**About this task:**
Could you extract every entry below and reproduce it exactly?

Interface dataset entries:
==========
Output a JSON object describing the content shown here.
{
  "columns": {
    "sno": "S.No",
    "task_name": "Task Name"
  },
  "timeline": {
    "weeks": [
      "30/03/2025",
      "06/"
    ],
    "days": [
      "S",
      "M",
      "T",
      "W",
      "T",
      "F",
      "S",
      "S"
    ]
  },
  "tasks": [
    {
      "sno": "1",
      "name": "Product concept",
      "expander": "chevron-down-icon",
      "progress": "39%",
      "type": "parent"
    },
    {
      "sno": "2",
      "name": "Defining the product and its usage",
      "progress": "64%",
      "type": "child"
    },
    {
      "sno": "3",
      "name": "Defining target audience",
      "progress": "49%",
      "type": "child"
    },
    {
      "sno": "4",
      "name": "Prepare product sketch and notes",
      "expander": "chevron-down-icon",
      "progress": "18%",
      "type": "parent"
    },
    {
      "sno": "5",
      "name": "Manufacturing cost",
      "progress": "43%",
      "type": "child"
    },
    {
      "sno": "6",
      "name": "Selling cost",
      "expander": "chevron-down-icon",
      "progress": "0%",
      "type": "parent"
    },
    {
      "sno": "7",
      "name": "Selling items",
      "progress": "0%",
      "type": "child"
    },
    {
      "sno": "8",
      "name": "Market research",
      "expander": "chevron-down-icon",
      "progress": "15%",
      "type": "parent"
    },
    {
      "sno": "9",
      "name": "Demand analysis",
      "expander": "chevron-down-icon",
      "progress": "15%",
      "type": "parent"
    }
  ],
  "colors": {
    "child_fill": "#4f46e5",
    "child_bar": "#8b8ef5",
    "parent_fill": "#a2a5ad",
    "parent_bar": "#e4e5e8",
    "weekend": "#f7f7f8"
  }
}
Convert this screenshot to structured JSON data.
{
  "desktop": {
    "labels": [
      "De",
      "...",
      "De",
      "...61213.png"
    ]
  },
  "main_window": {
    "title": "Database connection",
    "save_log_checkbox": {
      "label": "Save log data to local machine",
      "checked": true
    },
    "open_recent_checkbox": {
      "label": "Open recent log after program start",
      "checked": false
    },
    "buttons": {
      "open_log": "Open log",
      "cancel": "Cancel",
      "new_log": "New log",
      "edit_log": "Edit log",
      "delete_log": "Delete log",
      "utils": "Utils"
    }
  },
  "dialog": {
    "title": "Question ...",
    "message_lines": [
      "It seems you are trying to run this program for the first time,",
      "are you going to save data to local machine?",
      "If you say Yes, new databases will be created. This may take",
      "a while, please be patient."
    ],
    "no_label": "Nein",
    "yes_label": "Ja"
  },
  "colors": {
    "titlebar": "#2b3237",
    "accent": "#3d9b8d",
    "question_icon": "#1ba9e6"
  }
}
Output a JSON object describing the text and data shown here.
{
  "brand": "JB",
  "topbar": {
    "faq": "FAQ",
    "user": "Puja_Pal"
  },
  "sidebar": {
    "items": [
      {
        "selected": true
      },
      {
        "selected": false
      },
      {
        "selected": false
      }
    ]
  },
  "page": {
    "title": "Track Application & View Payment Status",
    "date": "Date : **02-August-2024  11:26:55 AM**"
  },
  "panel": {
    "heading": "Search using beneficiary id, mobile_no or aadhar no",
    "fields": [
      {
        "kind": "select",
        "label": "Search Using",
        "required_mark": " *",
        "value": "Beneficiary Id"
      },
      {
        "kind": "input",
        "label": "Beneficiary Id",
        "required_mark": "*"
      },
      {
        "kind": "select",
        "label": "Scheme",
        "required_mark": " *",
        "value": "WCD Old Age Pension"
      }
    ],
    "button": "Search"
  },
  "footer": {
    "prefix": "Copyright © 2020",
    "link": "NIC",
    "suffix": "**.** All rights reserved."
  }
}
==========
**Answer to this exercise:**
Output a JSON object describing the content shown here.
{
  "columns": {
    "sno": "S.No",
    "task_name": "Task Name"
  },
  "timeline": {
    "weeks": [
      "30/03/2025",
      "06/"
    ],
    "days": [
      "S",
      "M",
      "T",
      "W",
      "T",
      "F",
      "S",
      "S"
    ]
  },
  "tasks": [
    {
      "sno": "1",
      "name": "Product concept",
      "expander": "chevron-down-icon",
      "progress": "39%",
      "type": "parent"
    },
    {
      "sno": "2",
      "name": "Defining the product and its usage",
      "progress": "64%",
      "type": "child"
    },
    {
      "sno": "3",
      "name": "Defining target audience",
      "progress": "49%",
      "type": "child"
    },
    {
      "sno": "4",
      "name": "Prepare product sketch and notes",
      "expander": "chevron-down-icon",
      "progress": "18%",
      "type": "parent"
    },
    {
      "sno": "5",
      "name": "Manufacturing cost",
      "progress": "43%",
      "type": "child"
    },
    {
      "sno": "6",
      "name": "Selling cost",
      "expander": "chevron-down-icon",
      "progress": "0%",
      "type": "parent"
    },
    {
      "sno": "7",
      "name": "Selling items",
      "progress": "0%",
      "type": "child"
    },
    {
      "sno": "8",
      "name": "Market research",
      "expander": "chevron-down-icon",
      "progress": "15%",
      "type": "parent"
    },
    {
      "sno": "9",
      "name": "Demand analysis",
      "expander": "chevron-down-icon",
      "progress": "15%",
      "type": "parent"
    }
  ],
  "colors": {
    "child_fill": "#4f46e5",
    "child_bar": "#8b8ef5",
    "parent_fill": "#a2a5ad",
    "parent_bar": "#e4e5e8",
    "weekend": "#f7f7f8"
  }
}
Convert this screenshot to structured JSON data.
{
  "desktop": {
    "labels": [
      "De",
      "...",
      "De",
      "...61213.png"
    ]
  },
  "main_window": {
    "title": "Database connection",
    "save_log_checkbox": {
      "label": "Save log data to local machine",
      "checked": true
    },
    "open_recent_checkbox": {
      "label": "Open recent log after program start",
      "checked": false
    },
    "buttons": {
      "open_log": "Open log",
      "cancel": "Cancel",
      "new_log": "New log",
      "edit_log": "Edit log",
      "delete_log": "Delete log",
      "utils": "Utils"
    }
  },
  "dialog": {
    "title": "Question ...",
    "message_lines": [
      "It seems you are trying to run this program for the first time,",
      "are you going to save data to local machine?",
      "If you say Yes, new databases will be created. This may take",
      "a while, please be patient."
    ],
    "no_label": "Nein",
    "yes_label": "Ja"
  },
  "colors": {
    "titlebar": "#2b3237",
    "accent": "#3d9b8d",
    "question_icon": "#1ba9e6"
  }
}
Output a JSON object describing the text and data shown here.
{
  "brand": "JB",
  "topbar": {
    "faq": "FAQ",
    "user": "Puja_Pal"
  },
  "sidebar": {
    "items": [
      {
        "selected": true
      },
      {
        "selected": false
      },
      {
        "selected": false
      }
    ]
  },
  "page": {
    "title": "Track Application & View Payment Status",
    "date": "Date : **02-August-2024  11:26:55 AM**"
  },
  "panel": {
    "heading": "Search using beneficiary id, mobile_no or aadhar no",
    "fields": [
      {
        "kind": "select",
        "label": "Search Using",
        "required_mark": " *",
        "value": "Beneficiary Id"
      },
      {
        "kind": "input",
        "label": "Beneficiary Id",
        "required_mark": "*"
      },
      {
        "kind": "select",
        "label": "Scheme",
        "required_mark": " *",
        "value": "WCD Old Age Pension"
      }
    ],
    "button": "Search"
  },
  "footer": {
    "prefix": "Copyright © 2020",
    "link": "NIC",
    "suffix": "**.** All rights reserved."
  }
}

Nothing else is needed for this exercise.